He was, of course, referring to the sad lot of the people he was destined to save. However, he could as well have been referring to the artistic and creative fate of every movie that would bear the words Final Fantasy.
Stuck with the lengthy convolutions and complex mythos of the videogame but without the interactivity to make the investment worthwhile, the films rely heavily on state-of-the-art visuals to veil their labyrinthine plots to no avail. All of the Final Fantasy movies, from the woefully dismal The Spirits Within (2001) to Advent Children (2005) to Kingslaive, suffer from being gorgeous but impenetrable drags, not because they want to be, but because their loyalty to the brand precludes them from being more streamlined and palatable to a wider audience base.
Too complicated a history
Another complication of the entire Final Fantasy franchise is that there is actually no continuity between the videogames, despite all of them bearing the same title. Except for recurring elements, such as creatures, characters, crystals, and a general theme that mixes fantasy elements with sci-fi, each videogame involves a separate world with a different set of histories and conflicts. Simply put, there is no comfort, not even for long-time fans of the videogame. Everyone starts from the very beginning.
Thus, Kingsglaive opens with a crash course in the knotty lore surrounding Final Fantasy XV. Not even the composed and confident narration of Lena Headey (who voices Princess Lunafreya) and gleaming animation can ease the tension of the grave back story, which involves warring magical kingdoms, a technologically superior empire that is set to invade, royal intrigues, and power struggles.

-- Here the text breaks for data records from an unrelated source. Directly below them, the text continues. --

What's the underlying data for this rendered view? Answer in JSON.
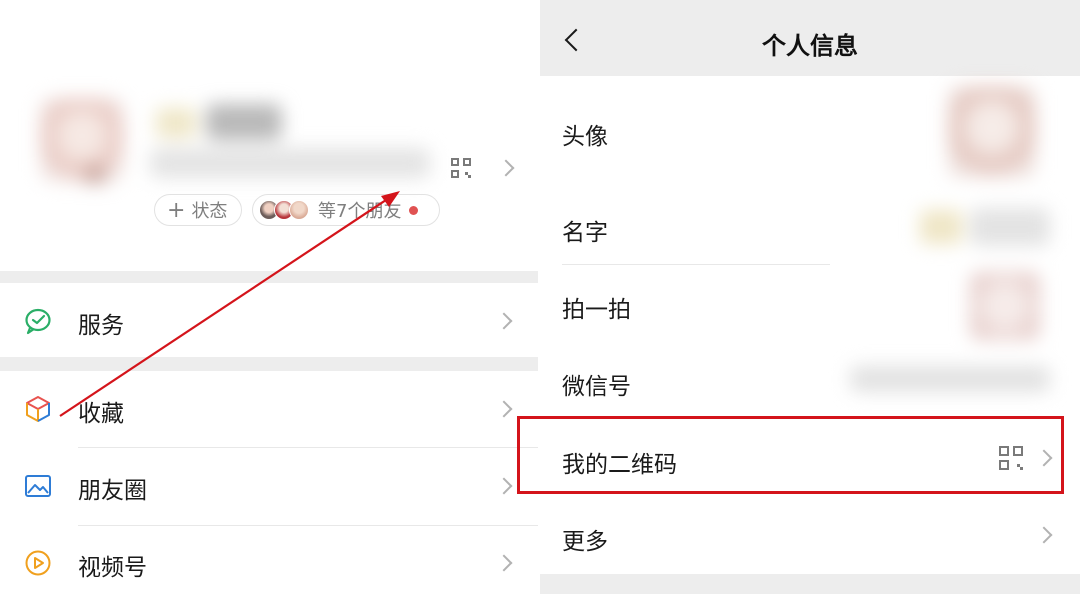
{
  "left": {
    "status_pill": {
      "plus": "+",
      "label": "状态"
    },
    "friends_pill": {
      "label": "等7个朋友"
    },
    "menu": [
      {
        "label": "服务",
        "icon": "service-icon"
      },
      {
        "label": "收藏",
        "icon": "favorites-box-icon"
      },
      {
        "label": "朋友圈",
        "icon": "moments-image-icon"
      },
      {
        "label": "视频号",
        "icon": "channels-play-icon"
      }
    ]
  },
  "right": {
    "nav_title": "个人信息",
    "rows": [
      {
        "label": "头像"
      },
      {
        "label": "名字"
      },
      {
        "label": "拍一拍"
      },
      {
        "label": "微信号"
      },
      {
        "label": "我的二维码"
      },
      {
        "label": "更多"
      }
    ]
  },
  "colors": {
    "annotation_red": "#d4141b",
    "service_green": "#2aae67",
    "moments_blue": "#2e7cd6",
    "channels_orange": "#f0a01e",
    "separator_gray": "#ededed"
  }
}
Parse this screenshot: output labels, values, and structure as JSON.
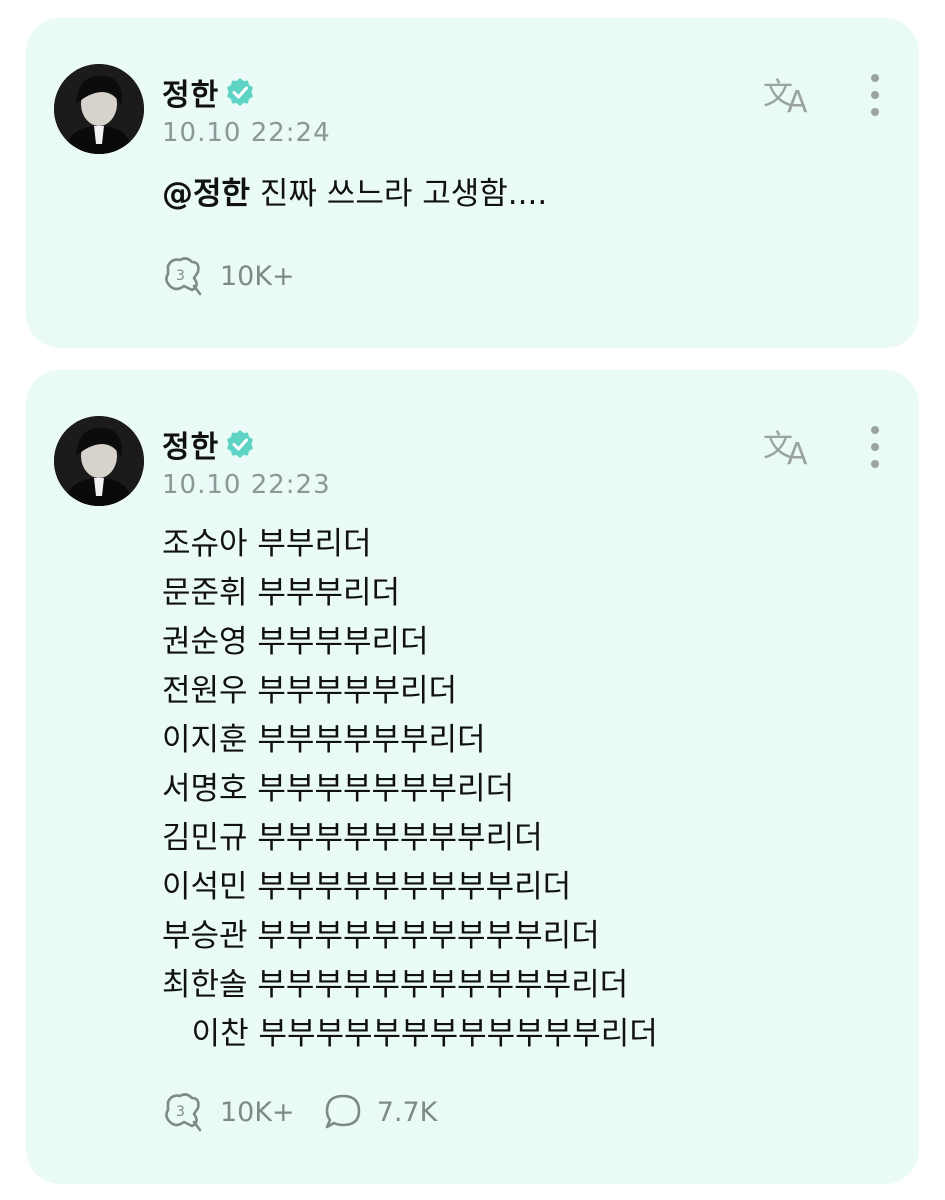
{
  "posts": [
    {
      "author": "정한",
      "verified": true,
      "time": "10.10 22:24",
      "mention": "@정한",
      "text": " 진짜 쓰느라 고생함....",
      "stats": {
        "likes": "10K+"
      }
    },
    {
      "author": "정한",
      "verified": true,
      "time": "10.10 22:23",
      "lines": [
        "조슈아 부부리더",
        "문준휘 부부부리더",
        "권순영 부부부부리더",
        "전원우 부부부부부리더",
        "이지훈 부부부부부부리더",
        "서명호 부부부부부부부리더",
        "김민규 부부부부부부부부리더",
        "이석민 부부부부부부부부부리더",
        "부승관 부부부부부부부부부부리더",
        "최한솔 부부부부부부부부부부부리더",
        "   이찬 부부부부부부부부부부부부리더"
      ],
      "stats": {
        "likes": "10K+",
        "comments": "7.7K"
      }
    }
  ],
  "icons": {
    "verified": "verified-badge-icon",
    "translate": "translate-icon",
    "more": "more-vertical-icon",
    "like": "like-icon",
    "comment": "comment-icon"
  },
  "colors": {
    "card_bg": "#eafaf7",
    "verified": "#5fd3c6",
    "muted": "#8c9896"
  }
}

The film really begins in a heated battle between the titular Kingsglaive – a group of selected magic-users plucked by the king (Sean Bean) of the only kingdom that has yet to surrender – and an army of bugs and monsters who seem to be under the employ of the empire. In between digital fireballs and acrobatic stunts, the movie introduces its main protagonist, idealistic Nyx Ulric (Aaron Paul), who, through another series of perplexing plot turns, becomes involved in ensuring the safety of Princess Lunafreya from those chasing after her.
Tropes and stereotypes
There is a lot of plot to be covered by the movie, with even more characters to add depth to. However, Takeshi Nozue, who also directed Advent Children, is more concentrated on making everything look as spectacular and photorealistic as possible. The results are, admittedly, astounding.
The world of Final Fantasy XV is designed to look similar to ours, exaggerated by ornate details that obviously suggest the fact that its universe is one where both magic and futuristic technology exist. Given this, the movie’s dazzling cityscapes seem oddly familiar, with its roads populated by cars that look and move like the ordinary ones we have. The design gives the movie a compellingly bizarre contemporary look, more akin to the haunting dystopias of The Hunger Games and other young adult-themed franchises than the otherworldly settings of other Final Fantasy materials.
If only everything else were up to par, then the movie’s message could have been more relevant and pertinent to our times.
Sadly, the story is left at the margins, relegated by Nozue to serve the purpose of weaving together the many bombastic chase and fight sequences that seem to be the heart, soul, and purpose of the movie.
The characters are derived and written from the stereotypes that the role-playing game has exploited from the very beginning. Nyx is the spunky warrior-type. The princess is the dainty but courageous female representative. There is even a villain whose surprise identity isn’t really a surprise, given that it is all part of the franchise’s oft-used tropes.
Emperor with no clothes
Sure, Kingsglaive is bound to dazzle.
However, its allure is temporary. As soon as one acclimates to the movie’s incessant supply of tricks and gimmicks, the movie quickly loses its charms, revealing itself as this emperor with no clothes, a pretty but hollow ruler with nothing else to show but fake emotional faces and a whole lot of distracting fireworks. – Rappler.com
Francis Joseph Cruz litigates for a living and writes about cinema for fun. The first Filipino movie he saw in the theaters was Carlo J. Caparas’ 'Tirad Pass.' Since then, he’s been on a mission to find better memories with Philippine cinema.